Gay Semiotics is testament to a unique period in history in which queers collectively demanded their rights and subsequently joined in expressing who they were and what they wanted. I am still moved when I see pictures of the brave new world in which heroes stand on the barricades and smiling Castro clones endlessly parade, cruise and dance to disco.
All free and easy, valiant and luxuriantly hirsute.
This period has an iconic status for many queers, it’s an anchor for our identity. Not only because of all of its positives, but also because the period is such a sharp contrast with the devastating backlash that followed. We all know where the Castro clones would end up not even a decade later: in hospital beds and graves.
In order to survive a world where you don’t belong, finding images that do represent your story is pivotal. My beard is a way of honouring my history and the people who paved the way for my community, and those whose lives have been erased.
Shortly after the pandemic, I travelled to Berlin to interview men about what gender meant to them. Young heterosexual hipsters who are proud of their ‘female side’ and happy to show it (nail varnish, pearl necklaces and at festivals, a dress or a skirt) told me that their beard brought balance to their appearance. They do not want to give women the wrong impression.
Facial hair is not at odds with the zeitgeist of gender diversity and fluidity, it rather seems a perfect match. Many young queers and non-binary people combine their beards and staches with a flamboyant appearance, which is often associated with femininity. The aim of their mix and match is both to claim and unsettle all identities. Drag queen George N Roses puts it like this: ‘My beard is a political statement, it’s a big fuck you to gender norms’.
I have conversations with bears about their appearance, which is often hard to distinguish from (some) straight, often working class, men: large, robust and hairy. They tell me that this has little to do with incorporating a straight norm, but rather with celebrating their bodies. As such, they distance themselves from the gay beauty ideal, which was the norm prior to this age of body positivity, and which left many of them feeling excluded.
A transgender person emotionally told me that his beard is a symbol of the masculinity that he was denied at birth.

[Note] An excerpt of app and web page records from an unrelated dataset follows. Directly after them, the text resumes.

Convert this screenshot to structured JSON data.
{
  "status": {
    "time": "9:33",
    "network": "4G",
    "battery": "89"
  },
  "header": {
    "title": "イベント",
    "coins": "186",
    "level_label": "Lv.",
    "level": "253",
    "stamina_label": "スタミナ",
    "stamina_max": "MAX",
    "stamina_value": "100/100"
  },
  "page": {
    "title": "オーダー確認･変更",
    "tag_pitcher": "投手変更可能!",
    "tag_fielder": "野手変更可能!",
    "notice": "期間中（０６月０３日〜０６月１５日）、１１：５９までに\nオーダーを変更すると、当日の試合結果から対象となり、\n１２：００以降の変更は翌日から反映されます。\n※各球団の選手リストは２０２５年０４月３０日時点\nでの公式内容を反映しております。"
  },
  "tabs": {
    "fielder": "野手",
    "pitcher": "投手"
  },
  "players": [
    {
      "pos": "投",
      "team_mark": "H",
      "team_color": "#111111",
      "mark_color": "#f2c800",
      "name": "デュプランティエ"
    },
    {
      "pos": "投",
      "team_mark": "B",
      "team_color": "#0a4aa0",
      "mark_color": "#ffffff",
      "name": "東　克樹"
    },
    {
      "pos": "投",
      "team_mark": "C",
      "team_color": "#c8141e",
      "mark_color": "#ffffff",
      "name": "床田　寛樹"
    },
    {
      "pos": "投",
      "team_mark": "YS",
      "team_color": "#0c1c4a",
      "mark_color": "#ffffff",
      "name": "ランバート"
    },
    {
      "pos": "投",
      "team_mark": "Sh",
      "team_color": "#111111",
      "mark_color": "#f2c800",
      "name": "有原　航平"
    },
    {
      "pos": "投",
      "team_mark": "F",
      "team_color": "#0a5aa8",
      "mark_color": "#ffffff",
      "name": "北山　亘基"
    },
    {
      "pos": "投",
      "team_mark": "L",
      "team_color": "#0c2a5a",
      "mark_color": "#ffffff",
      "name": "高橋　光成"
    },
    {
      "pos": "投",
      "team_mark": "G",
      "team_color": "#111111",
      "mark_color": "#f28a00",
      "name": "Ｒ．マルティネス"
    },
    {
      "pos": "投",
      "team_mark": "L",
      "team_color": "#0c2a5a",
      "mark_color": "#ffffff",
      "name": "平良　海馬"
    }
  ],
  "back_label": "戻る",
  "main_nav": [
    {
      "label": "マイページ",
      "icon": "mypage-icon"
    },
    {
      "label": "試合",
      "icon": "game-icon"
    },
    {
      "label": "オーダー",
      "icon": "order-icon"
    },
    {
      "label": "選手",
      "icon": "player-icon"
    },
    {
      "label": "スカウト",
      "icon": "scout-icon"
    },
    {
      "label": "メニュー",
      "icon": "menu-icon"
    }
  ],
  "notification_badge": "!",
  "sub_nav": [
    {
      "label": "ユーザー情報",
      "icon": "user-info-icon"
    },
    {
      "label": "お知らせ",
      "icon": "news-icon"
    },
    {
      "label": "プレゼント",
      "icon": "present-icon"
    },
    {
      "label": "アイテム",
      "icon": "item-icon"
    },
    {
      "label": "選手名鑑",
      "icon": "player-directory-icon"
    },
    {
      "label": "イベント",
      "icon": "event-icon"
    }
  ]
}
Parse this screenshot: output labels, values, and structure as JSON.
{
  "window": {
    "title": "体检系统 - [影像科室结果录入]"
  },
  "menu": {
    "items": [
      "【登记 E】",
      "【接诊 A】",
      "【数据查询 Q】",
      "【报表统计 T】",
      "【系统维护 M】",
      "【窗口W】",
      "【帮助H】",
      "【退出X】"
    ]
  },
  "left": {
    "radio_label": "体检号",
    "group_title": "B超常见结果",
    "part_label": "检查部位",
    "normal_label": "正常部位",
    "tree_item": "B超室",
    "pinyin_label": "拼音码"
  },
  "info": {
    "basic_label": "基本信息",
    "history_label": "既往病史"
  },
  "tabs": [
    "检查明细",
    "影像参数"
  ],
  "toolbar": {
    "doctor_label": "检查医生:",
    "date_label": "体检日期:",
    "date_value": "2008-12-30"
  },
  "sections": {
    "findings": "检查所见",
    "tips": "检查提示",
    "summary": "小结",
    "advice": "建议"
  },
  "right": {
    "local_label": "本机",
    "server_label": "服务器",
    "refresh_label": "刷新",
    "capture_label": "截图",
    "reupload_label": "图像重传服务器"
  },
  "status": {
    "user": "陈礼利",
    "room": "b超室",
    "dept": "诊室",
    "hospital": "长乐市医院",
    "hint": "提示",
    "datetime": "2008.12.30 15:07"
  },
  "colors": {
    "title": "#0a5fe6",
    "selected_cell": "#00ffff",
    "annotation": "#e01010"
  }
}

‘I explained how it was to grow up among them.’
I also listened to men – mainly white, mainly heterosexual – who were unable to connect with the current times. Those who clutch onto a masculinity that has become untenable. Those who feel threatened and who cling to old images.
I listened to men who were in an impasse because they were overflowing with emotions, which they never learned how to express. Men who have had it drummed into them that boys don’t cry, and that you should drown out pain with noise. Men who feel a connection with other men, but who can only express this through competition and by crudely slapping each other’s backs when faced with even the scarcest threat of an embrace.
And in turn, these men listened to my story. I explained how it was to grow up among them. How their world both rejected me and drew me in. How I admired the self-confidence with which they swaggered naked through the changing rooms, their courage and their noise. I explained my longing to be seen by them and to be admitted to their domain. And I shared with them the pain of realising that this would never happen, my feelings of failure and shame.
‘Hey bro, nice beard’, he says to me with a smile, in the entrance to the bar.
It is brief, just a passing compliment from a stranger. And yet I am touched by his words.
Not because I am a bro or do I want to be, and also not because I am being fully seen for who I am – that needs much more. But because his words, however flippant and casual, could initiate something that is essential for every human being: Connection.
This article was published in the Dutch magazine Vrij Nederland in June 2023.